Rep. Kathleen Curry, D-Gunnison, said after she gaveled down Rep. Doug Bruce, R-Colorado Springs, for calling Mexican immigrants â€œilliterate peasantsâ€ during a Monday debate, she was bombarded with threatening messages via e-mail and telephone.
â€œThe hate mail is off the charts, and thereâ€™s issues with people in terms of this response,â€ Curry said. â€œIt has really bothered me.â€
She said hundreds of threatening, acerbic messages have clogged her cell phoneâ€™s voicemail and her e-mail inbox.
Since the news report leaves little sense of the exact nature of the phone calls and emails, it is difficult to comment intelligently. How much of it is from constituents legitimately angry from a free speech viewpoint (though they’re misguided to think that speech on the legislative floors isn’t bound by some standards of decorum, they’re right to make the point that this does not rise to the level of an ethics investigation), and how much of it constitutes actual threats or obscene language?
An investigation is a fair approach to figure out these sorts of questions. On the one hand, there is every right and reason for citizens to petition their elected representatives and express their opinions. And immigration is undoubtedly a hot-button issue. On the other hand, people who think public officials are fair game for obscene slander and violent threats – whether they be on the Right or on the Left – are terribly mistaken.
This isn’t a political issue, it’s a civic and legal issue.
But while I’m on the subject, let me take the opportunity to echo the comments of Colorado blogger Night Twister about the Rep. Douglas Bruce comments that set this whole story in motion:
The Republican brand in Colorado is suffering enough these days, and comments like these from our leaders are not helpful. It only gives the opposition more ammunition to use against us. There are other ways to oppose a bill without resorting to these types of tactics. The House Speaker was right to cut him off, and there will apparently be an ethics investigation going forward. To that, I disagree. Rep. Bruceâ€™s comments, while offensive, were well within the bounds of free speech. Let the people in Colorado Springs whom he represents deal with him at the voting booth.

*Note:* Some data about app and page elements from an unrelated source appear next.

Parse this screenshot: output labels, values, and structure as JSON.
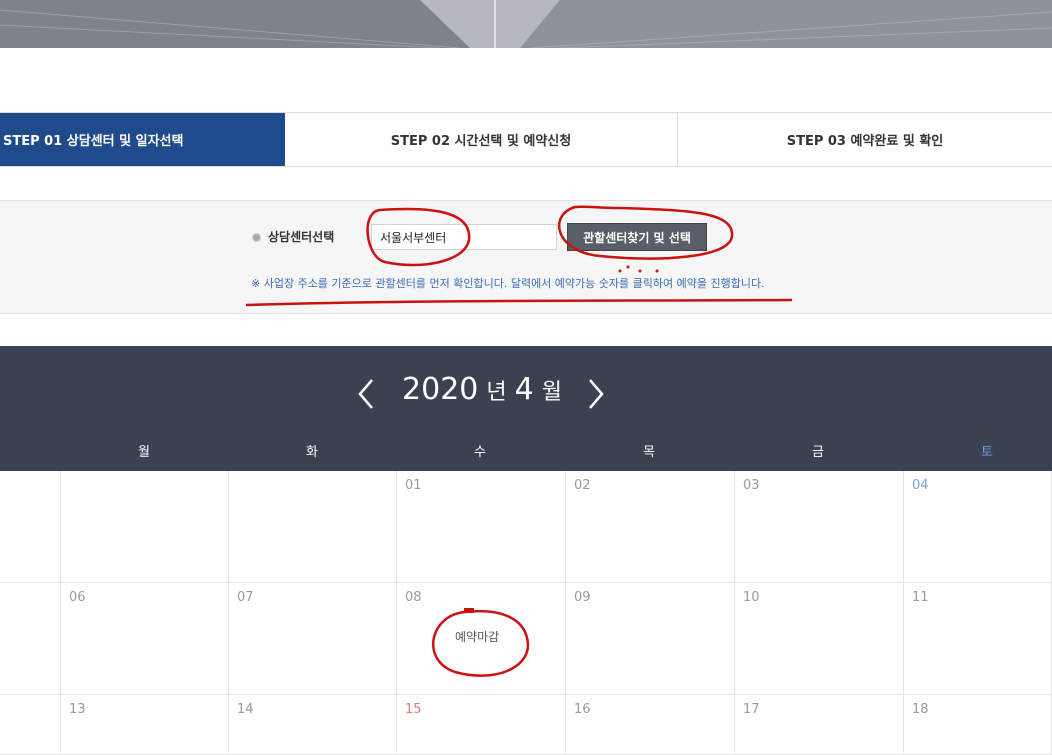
{
  "steps": {
    "step1": "STEP 01 상담센터 및 일자선택",
    "step2": "STEP 02 시간선택 및 예약신청",
    "step3": "STEP 03 예약완료 및 확인"
  },
  "search": {
    "label": "상담센터선택",
    "value": "서울서부센터",
    "button_label": "관할센터찾기 및 선택",
    "notice": "※  사업장 주소를 기준으로 관할센터를 먼저 확인합니다. 달력에서 예약가능 숫자를 클릭하여 예약을 진행합니다."
  },
  "calendar": {
    "year": "2020",
    "year_unit": "년",
    "month": "4",
    "month_unit": "월",
    "weekdays": [
      "월",
      "화",
      "수",
      "목",
      "금",
      "토"
    ],
    "week1": [
      "",
      "",
      "01",
      "02",
      "03",
      "04"
    ],
    "week2": [
      "06",
      "07",
      "08",
      "09",
      "10",
      "11"
    ],
    "week3": [
      "13",
      "14",
      "15",
      "16",
      "17",
      "18"
    ],
    "closed_label": "예약마감"
  },
  "colors": {
    "step_active": "#1f4a8c",
    "calendar_header": "#3a4150",
    "saturday": "#7aa3d6",
    "holiday": "#e07b7b",
    "annotation": "#cc1111"
  }
}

Of course, it now looks highly unlikely that any sort of formal censure will proceed against Rep. Bruce. And that is a good thing. Republican voters in his district indeed should be the ones to decide whether they want to continue with a representative who tends to distract from, and even work against, the causes they all purport to share.